Coral sand

Coral sand is generally light-colored sand (or gravel) which is mostly composed of calcareous fragments of biogenic origin. The term “coral sand” is pretty loosely defined and understood in several different ways.

This sand sample is from Bermuda. Pink foraminifera Homotrema rubrum gives pink color to the beaches of Bermuda. Corals are light-colored but not all of the pieces are fragments of coral reefs. Molluscs, other foram species, and even echinoids (sea urchin spine in the lower left) are also present. Width of view 32 mm.

Scientists usually prefer to talk about biogenic sand instead of coral sand. Why? Because in many cases coral sand is not composed of fragments of coral reefs. Even if corals are present, they often form only a part and not necessarily a dominant part of the sand.

Real coral sand only occurs in the vicinity of coral reefs. These reefs are located roughly between 30° N and 30° S latitudes. Look at the map below to see that corals build reefs in warm waters. They are abundant in the Caribbean, around Hawaii, Polynesia, Indonesia, Indian Ocean, Australian north coast, the Red Sea, etc.

However, several other organisms also prefer to live there. Hence, pure coral sand is pretty hard to find. This is another reason why it is so difficult to draw a line between coral sand and biogenic sand.

Locations of coral reefs are marked with red dots. Credit: University of South Florida Institute for Marine Remote Sensing.

Coral sand is composed of calcareous (few organisms have siliceous tests) bits and pieces of corals, foraminifera, molluscs, sea urchins, algae, sponges, etc. Most of them are no reef-builders. They are either benthic (live at the bottom of the sea) or planktonic (drift freely) marine organisms. Most examples of coral sand (even if they contain no coral fragments) are from low-latitude beaches. Carbonate sand forming in colder water is an interesting curiosity. Maerl, for example, is a type of biogenic sand that is composed of coralline algae and occurs in several beaches in Western Europe, especially Ireland.

Not all carbonate sands are biogenic, let alone made of corals. Carbonate sand may be composed of limestone fragments or ooids which are small spheroidal and well-rounded grains that may occur together with biogenic grains, especially in the Caribbean Sea and the Persian Gulf.

Coral sand from Molokai (Hawaii) is composed mostly of well-rounded pieces of corals and foraminifera (Amphistegina). Width of view 30 mm.

Gravel-sized pieces of coral reef from South Korea (Jeju-do Island). Only few grains are not coral fragments (one mollusc shell in the middle). Width of view 50 mm.

Some coral fragments with a more characteristic shape picked from the Korean sand sample shown above. Width of view 7 cm.

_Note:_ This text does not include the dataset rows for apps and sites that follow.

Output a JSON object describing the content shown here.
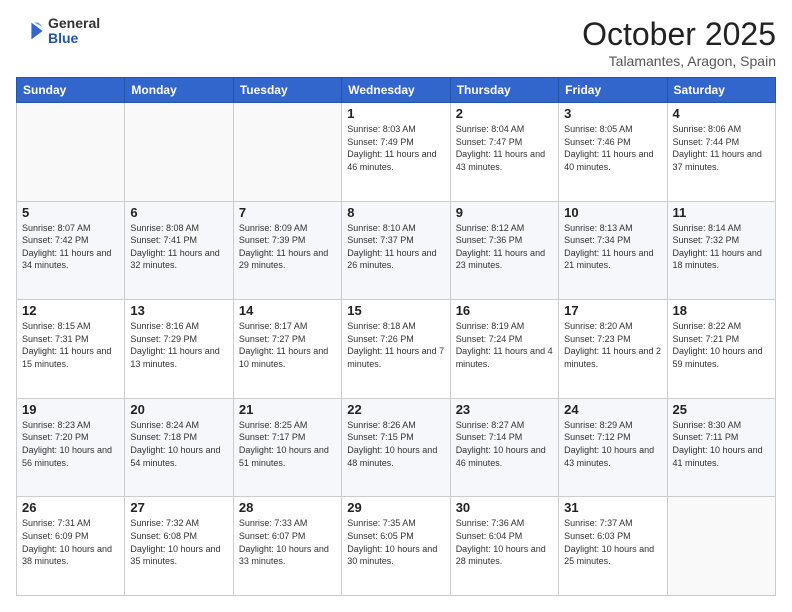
{
  "header": {
    "logo_general": "General",
    "logo_blue": "Blue",
    "month": "October 2025",
    "location": "Talamantes, Aragon, Spain"
  },
  "days_of_week": [
    "Sunday",
    "Monday",
    "Tuesday",
    "Wednesday",
    "Thursday",
    "Friday",
    "Saturday"
  ],
  "weeks": [
    [
      {
        "day": "",
        "info": ""
      },
      {
        "day": "",
        "info": ""
      },
      {
        "day": "",
        "info": ""
      },
      {
        "day": "1",
        "info": "Sunrise: 8:03 AM\nSunset: 7:49 PM\nDaylight: 11 hours and 46 minutes."
      },
      {
        "day": "2",
        "info": "Sunrise: 8:04 AM\nSunset: 7:47 PM\nDaylight: 11 hours and 43 minutes."
      },
      {
        "day": "3",
        "info": "Sunrise: 8:05 AM\nSunset: 7:46 PM\nDaylight: 11 hours and 40 minutes."
      },
      {
        "day": "4",
        "info": "Sunrise: 8:06 AM\nSunset: 7:44 PM\nDaylight: 11 hours and 37 minutes."
      }
    ],
    [
      {
        "day": "5",
        "info": "Sunrise: 8:07 AM\nSunset: 7:42 PM\nDaylight: 11 hours and 34 minutes."
      },
      {
        "day": "6",
        "info": "Sunrise: 8:08 AM\nSunset: 7:41 PM\nDaylight: 11 hours and 32 minutes."
      },
      {
        "day": "7",
        "info": "Sunrise: 8:09 AM\nSunset: 7:39 PM\nDaylight: 11 hours and 29 minutes."
      },
      {
        "day": "8",
        "info": "Sunrise: 8:10 AM\nSunset: 7:37 PM\nDaylight: 11 hours and 26 minutes."
      },
      {
        "day": "9",
        "info": "Sunrise: 8:12 AM\nSunset: 7:36 PM\nDaylight: 11 hours and 23 minutes."
      },
      {
        "day": "10",
        "info": "Sunrise: 8:13 AM\nSunset: 7:34 PM\nDaylight: 11 hours and 21 minutes."
      },
      {
        "day": "11",
        "info": "Sunrise: 8:14 AM\nSunset: 7:32 PM\nDaylight: 11 hours and 18 minutes."
      }
    ],
    [
      {
        "day": "12",
        "info": "Sunrise: 8:15 AM\nSunset: 7:31 PM\nDaylight: 11 hours and 15 minutes."
      },
      {
        "day": "13",
        "info": "Sunrise: 8:16 AM\nSunset: 7:29 PM\nDaylight: 11 hours and 13 minutes."
      },
      {
        "day": "14",
        "info": "Sunrise: 8:17 AM\nSunset: 7:27 PM\nDaylight: 11 hours and 10 minutes."
      },
      {
        "day": "15",
        "info": "Sunrise: 8:18 AM\nSunset: 7:26 PM\nDaylight: 11 hours and 7 minutes."
      },
      {
        "day": "16",
        "info": "Sunrise: 8:19 AM\nSunset: 7:24 PM\nDaylight: 11 hours and 4 minutes."
      },
      {
        "day": "17",
        "info": "Sunrise: 8:20 AM\nSunset: 7:23 PM\nDaylight: 11 hours and 2 minutes."
      },
      {
        "day": "18",
        "info": "Sunrise: 8:22 AM\nSunset: 7:21 PM\nDaylight: 10 hours and 59 minutes."
      }
    ],
    [
      {
        "day": "19",
        "info": "Sunrise: 8:23 AM\nSunset: 7:20 PM\nDaylight: 10 hours and 56 minutes."
      },
      {
        "day": "20",
        "info": "Sunrise: 8:24 AM\nSunset: 7:18 PM\nDaylight: 10 hours and 54 minutes."
      },
      {
        "day": "21",
        "info": "Sunrise: 8:25 AM\nSunset: 7:17 PM\nDaylight: 10 hours and 51 minutes."
      },
      {
        "day": "22",
        "info": "Sunrise: 8:26 AM\nSunset: 7:15 PM\nDaylight: 10 hours and 48 minutes."
      },
      {
        "day": "23",
        "info": "Sunrise: 8:27 AM\nSunset: 7:14 PM\nDaylight: 10 hours and 46 minutes."
      },
      {
        "day": "24",
        "info": "Sunrise: 8:29 AM\nSunset: 7:12 PM\nDaylight: 10 hours and 43 minutes."
      },
      {
        "day": "25",
        "info": "Sunrise: 8:30 AM\nSunset: 7:11 PM\nDaylight: 10 hours and 41 minutes."
      }
    ],
    [
      {
        "day": "26",
        "info": "Sunrise: 7:31 AM\nSunset: 6:09 PM\nDaylight: 10 hours and 38 minutes."
      },
      {
        "day": "27",
        "info": "Sunrise: 7:32 AM\nSunset: 6:08 PM\nDaylight: 10 hours and 35 minutes."
      },
      {
        "day": "28",
        "info": "Sunrise: 7:33 AM\nSunset: 6:07 PM\nDaylight: 10 hours and 33 minutes."
      },
      {
        "day": "29",
        "info": "Sunrise: 7:35 AM\nSunset: 6:05 PM\nDaylight: 10 hours and 30 minutes."
      },
      {
        "day": "30",
        "info": "Sunrise: 7:36 AM\nSunset: 6:04 PM\nDaylight: 10 hours and 28 minutes."
      },
      {
        "day": "31",
        "info": "Sunrise: 7:37 AM\nSunset: 6:03 PM\nDaylight: 10 hours and 25 minutes."
      },
      {
        "day": "",
        "info": ""
      }
    ]
  ]
}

These grains look very much like coral fragments from Korea but they are not corals at all. These are pieces of coralline algae from Ireland (sand from the Mannin Bay). Width of view 6 cm.

Close-up picture of Mannin Bay “coral sand”.

Coral sand from the Caribbean (Tankah, Mexico) is composed of various biogenic grains (lots of gastropods in addition to corals). Width of view 25 mm.

Foraminifera are very widespread organisms (amoeboid protists) that usually have calcareous tests. Baculogypsina sphaerulata is one of the most spectacular looking of them. Sand where such tests are abundant is known as star sand. Ryukyu Islands, Japan. Whether it is a coral sand is debatable, of course. Width of view 15 mm.

These are also forams (Sorites), this time from Cyprus in the Mediterranean which is too cold for corals during the winter months. Width of view 20 mm.

This sand is clearly made of carbonate grains but it is neither coral nor biogenic sand. It is lithic sand from the Krk Island (Croatia) composed of limestone fragments.

This is ooid sand from the Persian Gulf (Abu Dhabi, The United Arab Emirates). Ooids have no direct relations with coral fragments. Ooids are generally very well-rounded which helps to identify them.

This is an example of “coral sand” from Zakynthos, Greece. These sand grains are clearly biogenic (forams, gastropods, sea urchins, ostracods, clams, coralline algae) but there are no corals. Want to know who is who on this picture, then check this post: Sand full of mysteries.

2 comments to Coral sand